Task prompt:
Give only the number of lines in these records that contain the word "data".

Excerpted records:
BEGIN
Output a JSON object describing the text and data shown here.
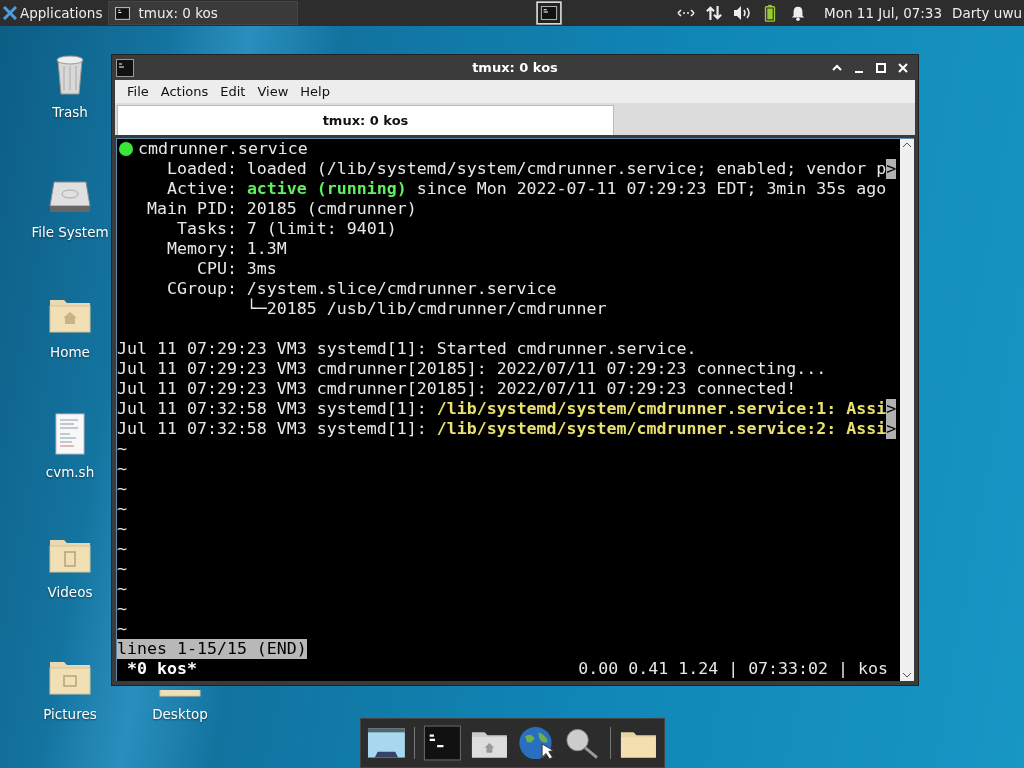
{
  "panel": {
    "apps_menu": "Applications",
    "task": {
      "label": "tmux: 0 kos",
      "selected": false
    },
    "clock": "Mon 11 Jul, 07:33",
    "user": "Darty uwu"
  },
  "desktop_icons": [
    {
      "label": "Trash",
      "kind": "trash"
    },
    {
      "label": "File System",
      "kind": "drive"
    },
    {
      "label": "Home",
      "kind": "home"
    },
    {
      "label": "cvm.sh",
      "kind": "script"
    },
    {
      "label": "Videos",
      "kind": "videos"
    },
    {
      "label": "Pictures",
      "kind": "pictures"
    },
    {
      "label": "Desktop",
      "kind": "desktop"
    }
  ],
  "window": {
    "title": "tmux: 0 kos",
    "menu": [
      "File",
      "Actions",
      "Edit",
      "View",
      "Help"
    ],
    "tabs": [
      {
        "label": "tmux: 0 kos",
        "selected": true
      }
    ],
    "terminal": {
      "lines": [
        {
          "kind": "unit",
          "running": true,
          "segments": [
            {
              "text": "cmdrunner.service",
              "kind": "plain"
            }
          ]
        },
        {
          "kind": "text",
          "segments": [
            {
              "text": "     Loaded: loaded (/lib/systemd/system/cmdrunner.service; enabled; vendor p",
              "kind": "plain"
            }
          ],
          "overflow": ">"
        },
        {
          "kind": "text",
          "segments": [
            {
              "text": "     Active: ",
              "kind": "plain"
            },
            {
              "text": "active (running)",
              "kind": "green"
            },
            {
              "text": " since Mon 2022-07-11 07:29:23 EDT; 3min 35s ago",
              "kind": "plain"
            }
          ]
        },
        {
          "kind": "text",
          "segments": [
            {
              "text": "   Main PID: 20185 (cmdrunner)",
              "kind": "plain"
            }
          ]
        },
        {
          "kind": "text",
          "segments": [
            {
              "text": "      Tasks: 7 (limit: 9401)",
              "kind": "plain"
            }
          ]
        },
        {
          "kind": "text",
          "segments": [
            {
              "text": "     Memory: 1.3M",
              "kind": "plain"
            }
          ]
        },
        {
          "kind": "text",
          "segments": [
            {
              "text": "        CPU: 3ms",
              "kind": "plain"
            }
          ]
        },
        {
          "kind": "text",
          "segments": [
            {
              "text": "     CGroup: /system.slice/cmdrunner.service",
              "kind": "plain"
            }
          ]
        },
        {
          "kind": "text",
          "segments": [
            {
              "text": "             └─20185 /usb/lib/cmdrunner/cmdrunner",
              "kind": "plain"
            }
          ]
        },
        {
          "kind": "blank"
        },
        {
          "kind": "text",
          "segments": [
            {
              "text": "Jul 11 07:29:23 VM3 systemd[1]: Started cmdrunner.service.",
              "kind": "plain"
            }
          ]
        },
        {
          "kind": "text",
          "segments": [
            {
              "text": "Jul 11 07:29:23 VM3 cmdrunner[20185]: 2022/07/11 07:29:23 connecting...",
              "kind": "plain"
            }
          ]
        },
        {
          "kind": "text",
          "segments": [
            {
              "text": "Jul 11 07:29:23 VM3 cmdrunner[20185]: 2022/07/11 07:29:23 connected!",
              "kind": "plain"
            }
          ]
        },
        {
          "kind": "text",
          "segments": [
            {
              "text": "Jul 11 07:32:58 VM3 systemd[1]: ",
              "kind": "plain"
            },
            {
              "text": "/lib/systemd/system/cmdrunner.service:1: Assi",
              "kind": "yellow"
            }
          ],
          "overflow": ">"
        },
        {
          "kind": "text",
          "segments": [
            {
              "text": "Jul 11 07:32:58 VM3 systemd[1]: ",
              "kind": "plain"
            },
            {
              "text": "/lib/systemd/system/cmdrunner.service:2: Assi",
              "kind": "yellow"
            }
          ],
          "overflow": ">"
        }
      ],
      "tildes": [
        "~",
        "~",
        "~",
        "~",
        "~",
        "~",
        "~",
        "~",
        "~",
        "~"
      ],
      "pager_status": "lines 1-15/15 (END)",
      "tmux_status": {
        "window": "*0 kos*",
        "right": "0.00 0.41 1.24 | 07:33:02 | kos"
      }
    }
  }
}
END
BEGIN
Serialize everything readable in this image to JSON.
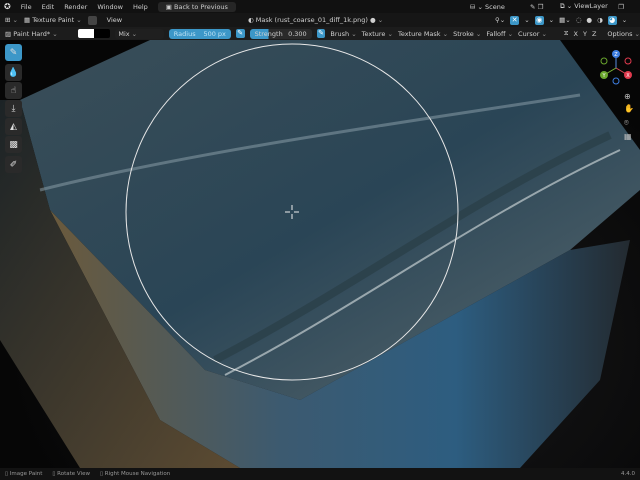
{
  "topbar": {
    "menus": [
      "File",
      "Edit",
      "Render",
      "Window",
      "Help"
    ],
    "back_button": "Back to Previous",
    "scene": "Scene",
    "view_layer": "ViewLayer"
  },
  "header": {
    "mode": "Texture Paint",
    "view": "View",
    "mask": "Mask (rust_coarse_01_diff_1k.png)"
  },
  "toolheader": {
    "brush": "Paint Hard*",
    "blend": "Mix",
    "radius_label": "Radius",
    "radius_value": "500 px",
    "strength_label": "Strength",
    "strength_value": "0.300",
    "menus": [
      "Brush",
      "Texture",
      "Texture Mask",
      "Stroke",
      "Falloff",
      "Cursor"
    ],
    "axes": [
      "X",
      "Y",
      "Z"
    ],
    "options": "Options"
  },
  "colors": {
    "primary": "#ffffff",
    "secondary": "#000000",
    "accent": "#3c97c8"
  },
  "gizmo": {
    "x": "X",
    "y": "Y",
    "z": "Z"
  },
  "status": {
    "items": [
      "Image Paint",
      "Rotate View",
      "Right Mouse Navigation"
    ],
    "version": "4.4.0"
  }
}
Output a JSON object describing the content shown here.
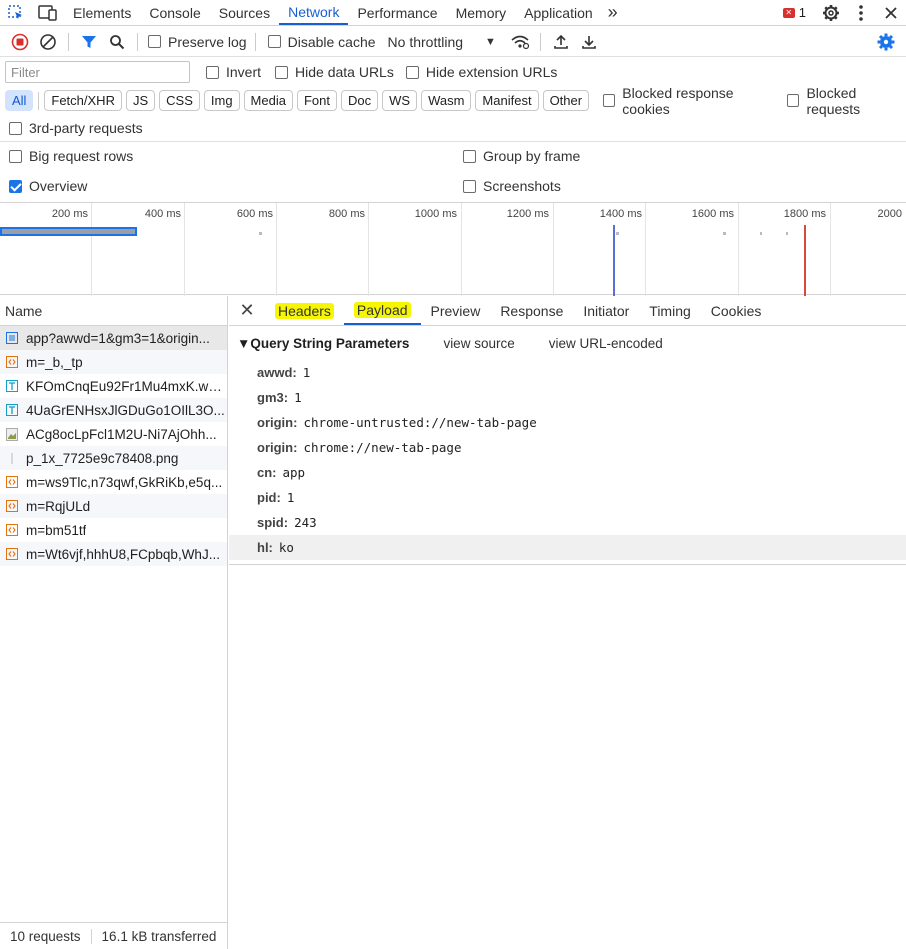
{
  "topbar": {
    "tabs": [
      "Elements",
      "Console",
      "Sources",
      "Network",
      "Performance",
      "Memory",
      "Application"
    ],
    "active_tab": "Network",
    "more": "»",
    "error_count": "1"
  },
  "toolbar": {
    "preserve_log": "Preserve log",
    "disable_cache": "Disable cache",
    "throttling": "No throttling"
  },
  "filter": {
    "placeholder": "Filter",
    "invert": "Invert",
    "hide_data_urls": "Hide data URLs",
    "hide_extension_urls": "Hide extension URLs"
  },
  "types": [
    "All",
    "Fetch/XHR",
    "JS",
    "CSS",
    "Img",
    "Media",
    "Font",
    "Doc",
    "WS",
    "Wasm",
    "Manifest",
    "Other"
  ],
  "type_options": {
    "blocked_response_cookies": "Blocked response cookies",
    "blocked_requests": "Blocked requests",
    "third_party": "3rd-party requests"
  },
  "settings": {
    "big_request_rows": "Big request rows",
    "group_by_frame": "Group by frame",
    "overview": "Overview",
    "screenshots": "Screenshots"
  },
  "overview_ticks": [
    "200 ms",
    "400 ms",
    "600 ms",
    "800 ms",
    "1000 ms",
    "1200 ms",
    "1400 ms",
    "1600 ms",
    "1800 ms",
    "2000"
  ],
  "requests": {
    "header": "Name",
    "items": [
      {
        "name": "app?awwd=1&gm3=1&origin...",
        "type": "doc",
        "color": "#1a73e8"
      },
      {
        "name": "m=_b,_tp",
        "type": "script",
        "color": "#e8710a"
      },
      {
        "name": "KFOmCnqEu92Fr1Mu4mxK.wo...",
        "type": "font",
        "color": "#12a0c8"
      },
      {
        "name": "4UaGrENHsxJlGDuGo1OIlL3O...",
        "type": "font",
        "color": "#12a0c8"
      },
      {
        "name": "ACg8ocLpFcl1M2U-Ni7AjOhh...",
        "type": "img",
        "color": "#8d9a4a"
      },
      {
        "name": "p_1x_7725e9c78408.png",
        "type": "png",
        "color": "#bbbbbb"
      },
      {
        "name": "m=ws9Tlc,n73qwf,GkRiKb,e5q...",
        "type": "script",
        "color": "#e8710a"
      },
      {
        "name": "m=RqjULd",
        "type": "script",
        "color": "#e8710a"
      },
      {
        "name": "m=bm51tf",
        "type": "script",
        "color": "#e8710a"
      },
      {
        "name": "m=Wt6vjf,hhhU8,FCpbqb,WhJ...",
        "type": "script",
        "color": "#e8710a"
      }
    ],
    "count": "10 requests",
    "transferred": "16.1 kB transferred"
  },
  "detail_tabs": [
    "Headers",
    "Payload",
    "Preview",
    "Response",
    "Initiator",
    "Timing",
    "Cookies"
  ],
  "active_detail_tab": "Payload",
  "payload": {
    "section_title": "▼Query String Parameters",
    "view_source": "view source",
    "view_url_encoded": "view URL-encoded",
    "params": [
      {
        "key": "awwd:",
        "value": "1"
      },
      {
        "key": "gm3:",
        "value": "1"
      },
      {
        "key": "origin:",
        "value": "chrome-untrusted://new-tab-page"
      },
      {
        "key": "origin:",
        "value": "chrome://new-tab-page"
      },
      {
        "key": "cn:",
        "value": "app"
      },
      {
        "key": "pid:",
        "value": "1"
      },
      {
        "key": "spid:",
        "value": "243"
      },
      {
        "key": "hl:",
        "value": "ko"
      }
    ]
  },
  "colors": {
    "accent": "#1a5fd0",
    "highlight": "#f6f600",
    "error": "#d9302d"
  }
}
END
Exercise response:
2